We are living in stressful times. Regrets about the past, struggles with the present, and anxiety about the future can all lead to increased stress, for ourselves as well as our employees. Individually, high stress levels can put our physical health and our emotional equilibrium at risk. When it comes to your company as a whole, however, high stress levels can do far greater harm.


What does stress have to do with your company’s success? According to the American Institute of Stress, many recent studies have shown that job-related pressures are the leading source of an employee’s stress, far above factors like relationship issues and creating a strong work/life balance. Not only that, but workplace stress has been on the rise in recent decades.


One of the primary causes of workplace stress is a lack of civility—an issue that is becoming more and more crucial in today’s world. 


What is Civility?

Workplace civility encompasses many aspects of interactions in the workplace, especially the use of empathy, compassion, and courtesy towards others.
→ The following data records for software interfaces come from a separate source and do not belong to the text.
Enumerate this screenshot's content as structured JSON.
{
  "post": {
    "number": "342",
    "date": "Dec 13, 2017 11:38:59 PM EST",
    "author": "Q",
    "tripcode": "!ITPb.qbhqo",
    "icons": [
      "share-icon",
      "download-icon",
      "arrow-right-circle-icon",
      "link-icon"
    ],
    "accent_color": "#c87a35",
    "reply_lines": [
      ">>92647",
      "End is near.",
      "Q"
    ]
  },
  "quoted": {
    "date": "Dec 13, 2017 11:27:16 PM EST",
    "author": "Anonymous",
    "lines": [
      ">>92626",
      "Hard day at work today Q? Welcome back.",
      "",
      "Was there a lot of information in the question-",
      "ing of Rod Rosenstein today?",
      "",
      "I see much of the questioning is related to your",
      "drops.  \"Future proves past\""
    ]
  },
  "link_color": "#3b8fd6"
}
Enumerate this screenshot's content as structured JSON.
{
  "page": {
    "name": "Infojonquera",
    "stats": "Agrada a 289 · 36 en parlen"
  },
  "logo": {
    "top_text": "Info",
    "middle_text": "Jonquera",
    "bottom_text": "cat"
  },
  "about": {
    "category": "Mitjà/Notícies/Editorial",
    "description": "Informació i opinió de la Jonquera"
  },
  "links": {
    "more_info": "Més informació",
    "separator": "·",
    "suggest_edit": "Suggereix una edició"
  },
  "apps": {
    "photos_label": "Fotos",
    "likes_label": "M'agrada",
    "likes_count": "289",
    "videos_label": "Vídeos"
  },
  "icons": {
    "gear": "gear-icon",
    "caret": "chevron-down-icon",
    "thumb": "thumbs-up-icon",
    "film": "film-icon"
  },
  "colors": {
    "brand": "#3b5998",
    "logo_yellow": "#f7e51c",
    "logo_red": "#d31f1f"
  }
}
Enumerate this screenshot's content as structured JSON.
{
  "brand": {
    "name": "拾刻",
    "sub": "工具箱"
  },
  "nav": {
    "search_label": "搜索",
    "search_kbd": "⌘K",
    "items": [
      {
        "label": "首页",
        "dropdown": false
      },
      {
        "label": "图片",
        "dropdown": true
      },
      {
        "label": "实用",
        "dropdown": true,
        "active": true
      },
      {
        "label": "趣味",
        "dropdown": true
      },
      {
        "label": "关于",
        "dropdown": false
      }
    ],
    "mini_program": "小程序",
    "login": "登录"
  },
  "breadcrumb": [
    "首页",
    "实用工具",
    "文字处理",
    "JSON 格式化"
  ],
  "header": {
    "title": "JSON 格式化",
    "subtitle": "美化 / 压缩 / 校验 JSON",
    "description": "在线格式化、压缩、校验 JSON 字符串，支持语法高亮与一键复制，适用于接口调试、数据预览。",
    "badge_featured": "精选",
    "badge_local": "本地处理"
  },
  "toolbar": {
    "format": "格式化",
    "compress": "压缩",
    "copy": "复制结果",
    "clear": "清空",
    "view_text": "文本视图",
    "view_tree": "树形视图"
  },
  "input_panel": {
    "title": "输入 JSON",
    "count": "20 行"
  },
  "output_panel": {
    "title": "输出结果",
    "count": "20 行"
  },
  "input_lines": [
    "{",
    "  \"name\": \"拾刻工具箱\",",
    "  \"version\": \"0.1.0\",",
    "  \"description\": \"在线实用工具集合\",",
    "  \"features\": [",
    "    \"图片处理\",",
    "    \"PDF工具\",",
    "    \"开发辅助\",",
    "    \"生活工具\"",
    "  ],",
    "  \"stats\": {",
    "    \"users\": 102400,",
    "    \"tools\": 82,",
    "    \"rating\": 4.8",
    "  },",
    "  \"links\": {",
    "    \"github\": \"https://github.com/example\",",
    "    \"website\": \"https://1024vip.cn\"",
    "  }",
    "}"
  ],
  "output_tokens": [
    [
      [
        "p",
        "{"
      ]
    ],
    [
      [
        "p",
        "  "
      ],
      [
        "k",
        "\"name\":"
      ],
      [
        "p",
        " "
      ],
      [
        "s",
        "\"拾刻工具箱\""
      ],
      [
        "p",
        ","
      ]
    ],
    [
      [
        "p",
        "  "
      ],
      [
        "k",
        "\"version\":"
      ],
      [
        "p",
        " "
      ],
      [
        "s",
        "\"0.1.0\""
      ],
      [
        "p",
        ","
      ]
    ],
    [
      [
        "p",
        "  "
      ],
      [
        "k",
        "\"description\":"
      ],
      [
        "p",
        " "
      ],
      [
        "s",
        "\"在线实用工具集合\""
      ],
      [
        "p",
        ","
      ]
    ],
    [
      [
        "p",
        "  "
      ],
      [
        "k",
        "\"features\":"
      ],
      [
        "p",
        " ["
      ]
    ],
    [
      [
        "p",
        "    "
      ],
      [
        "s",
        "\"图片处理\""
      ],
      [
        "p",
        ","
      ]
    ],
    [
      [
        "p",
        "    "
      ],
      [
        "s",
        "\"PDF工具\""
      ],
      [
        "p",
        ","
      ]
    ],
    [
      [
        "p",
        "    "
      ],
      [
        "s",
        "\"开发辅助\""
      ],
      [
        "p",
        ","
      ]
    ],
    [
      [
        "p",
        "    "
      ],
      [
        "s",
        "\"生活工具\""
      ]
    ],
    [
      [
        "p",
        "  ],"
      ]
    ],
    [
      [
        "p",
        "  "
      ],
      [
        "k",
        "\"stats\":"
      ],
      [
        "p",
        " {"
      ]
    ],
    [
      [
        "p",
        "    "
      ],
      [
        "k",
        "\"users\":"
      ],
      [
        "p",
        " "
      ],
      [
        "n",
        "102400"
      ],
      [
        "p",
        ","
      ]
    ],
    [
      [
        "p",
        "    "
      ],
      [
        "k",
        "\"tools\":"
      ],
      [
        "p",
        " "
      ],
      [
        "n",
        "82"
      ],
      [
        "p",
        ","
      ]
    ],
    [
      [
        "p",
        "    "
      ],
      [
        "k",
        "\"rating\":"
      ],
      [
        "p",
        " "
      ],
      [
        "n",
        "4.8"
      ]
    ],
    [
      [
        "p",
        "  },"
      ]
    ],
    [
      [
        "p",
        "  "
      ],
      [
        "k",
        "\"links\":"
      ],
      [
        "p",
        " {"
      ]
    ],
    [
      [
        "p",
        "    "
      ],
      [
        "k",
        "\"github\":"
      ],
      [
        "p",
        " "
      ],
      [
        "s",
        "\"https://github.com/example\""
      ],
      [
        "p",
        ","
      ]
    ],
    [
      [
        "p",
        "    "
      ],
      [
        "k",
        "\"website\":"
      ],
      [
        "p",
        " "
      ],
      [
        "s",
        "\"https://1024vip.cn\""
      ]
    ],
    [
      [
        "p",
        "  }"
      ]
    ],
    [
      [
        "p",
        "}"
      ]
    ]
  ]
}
Incivility, on the other hand, usually manifests through the exchange of words that are inconsiderate towards others. 


These words may not seem consequential, but since they violate workplace norms and can poison the company’s culture, their effects can be considerable.


Examples of incivility include ignoring or withholding information from a coworker, insinuating something negative about a coworker, speaking with a coworker in a demeaning or combative manner, spreading workplace gossip, placing blame or taking credit unfairly, or raising controversial topics.


The Dangers of Incivility

Civility’s main goal is to protect workplace norms of mutual respect, so although the costs of incivility may go undetected, they are significant.


Major costs of incivility include low employee motivation and collaboration, higher turnover, and more frequent work absences. Incivility can also reduce employee engagement and productivity, increase health-related issues, and adversely impact a company’s culture.


Companies with a culture of civility often maintain better employee morale and productivity. Most importantly, maintaining this reputation will draw potential employees to your company, improving the pool of applicants and retaining quality employees.


The Changing Workplace

While civility has always been of crucial importance in the workplace, today’s companies are finding it more difficult than ever to maintain. This is true for several reasons:

  • Telecommuting or other distance work can leave employees feeling isolated or misunderstood.
  • A diverse workplace may leave space for either intentional or inadvertent insults – words that show disrespect towards an employee’s gender, race, or religion. Diversity should be an asset in the workplace, not a liability.
  • Shared workspaces and flexible work schedules may allow for more relaxed conversations, which may contain potentially controversial topics (e.g., politics).
  • Technological developments can adversely impact interpersonal skills. For example, people often text or tweet comments that they would never say in a face-to-face interaction.


How to Promote Civility

Although promoting civility in today’s workplace can be difficult, it is important for management to set the standard that they want their employees to follow. This includes…

  • Create civility by defining civility. Embody the civil behavior that you want to see throughout your organization.
  • Set specific expectations. This might be initially done in a company mission statement, and then continually revisited in company-wide meetings and trainings.
  • Hire carefully. Make sure to screen potential employees to ensure that they conduct themselves with civility.
  • Act as a guide. Coach employees, especially those in management positions, on how they can act in a respectful way in their day-to-day interactions with others in the company.
  • Hold your employees accountable. Reward positive behaviors, such as interactions that improve the civility levels in your workplace. Also, retain the same expectations for all of your employees, regardless of their level within your company.
  • Handle conflict civilly. You can do this by encouraging active listening and helping adversaries to find common ground.
  • Listen to feedback. This might mean creating an open relationship with your employees so that they can voice their frustration over uncivil interactions when necessary. It also includes interviewing those who have left your company to discover whether factors related to incivility could have spurred their decision to leave.


A culture of incivility is one of the most costly mistakes that a company can make. Your focus on creating a company culture where people feel respected will go a long way towards increasing stability and productivity in your organization.

Written by Robert Brown